For the past two months, I have been advocating the return of Formula One in whatever way possible, as long as it was safe to do so. This was to protect the long-term sustainability of the sport.
While I still believe that it is important to do everything possible to ensure the survival of all ten teams on the grid, recent developments have led me to change my stance slightly.
In the early hours of Monday morning (AEST), British Prime Minister Boris Johnson announced, among other things, the introduction of a 14-day quarantine for passengers flying into the UK, excluding those arriving from Ireland and France. F1 doesn’t just operate in the UK, Ireland and France though.
There is no concrete date for when these measures will be introduced and we don’t know how long the measures will be in place for. However, it is yet another spanner in the works for F1.
In Hungary, events with more than 500 people are banned until mid-August while in Belgium, mass gatherings are banned until at least the end of August. With the European season set to be held from July to September, it’s hard to see how the Hungarian and Belgian races can take place.
Yes, these first few races in Europe will be held behind closed doors but, to hold an F1 race, you need up to 2,000 people involved. That includes all team personnel, marshals, doctors and a skeleton broadcast team.
Compare this to the numbers required to hold a football match, estimated at around 200. It’s far safer to hold these matches behind closed doors because there’s far fewer people involved. That’s why we’re seeing the return of the German Bundesliga this weekend.
And are we really going to ask a few doctors to step away from the frontline for a weekend to be on call at a race that isn’t important in the grand scheme of things? And are we really going to ask members of the public to volunteer to marshal this race?
Carolyn Doyle is a volunteer marshal at Silverstone. She was interviewed by Giles Richards for the Observer last weekend and was thinking of the bigger picture.
“I would feel very uncomfortable if there was an incident and a driver was taken to a hospital,” she said. “Even a driver with a minor injury that requires medical attention is an unnecessary burden on the health system at the moment.”
There’s also the question of how to deal with the shortage of personal protective equipment (PPE). How can we justify the diversion of PPE away from public health services just so a motor race can be run?
One possible justification could be that, if this season is completely written off, there is a real possibility that we may be saying goodbye to at least one team on the grid. With all revenue streams suspended, teams that struggle to survive at the best of times now have a real fight on their hands.

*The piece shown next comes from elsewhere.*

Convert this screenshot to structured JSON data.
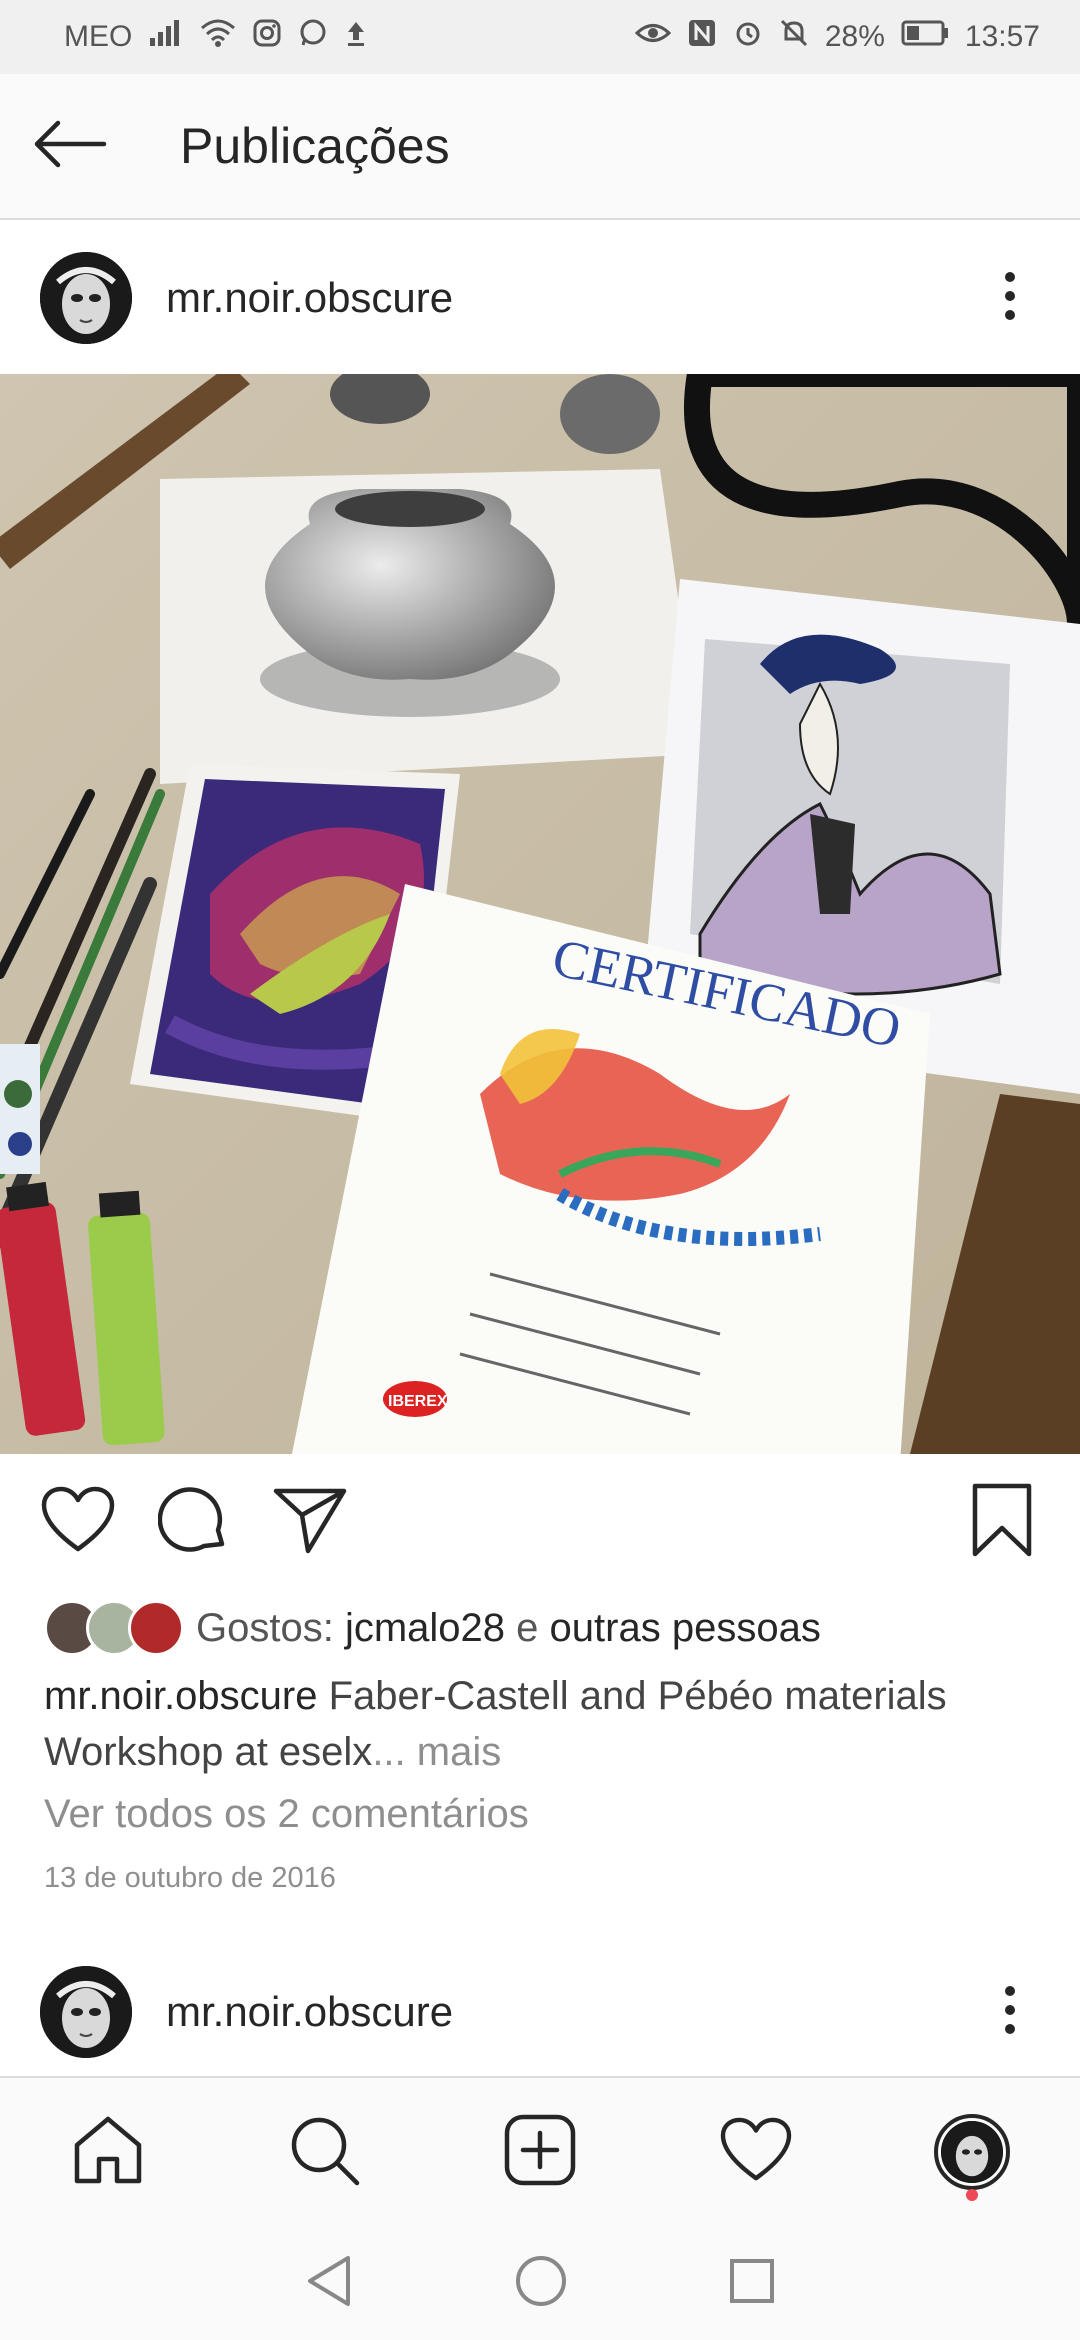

F1 finds itself caught between a rock and a hard place. Races cannot take place unless it is completely safe to do so but, at the same time, races need to take place to protect the livelihoods of everyone involved in the sport, especially the backroom staff.
I’d love F1 to be back as soon as possible but, when the coronavirus pandemic still has a stronghold, it doesn’t seem right to go racing just yet.
It leaves me torn. This isn’t going to be easy.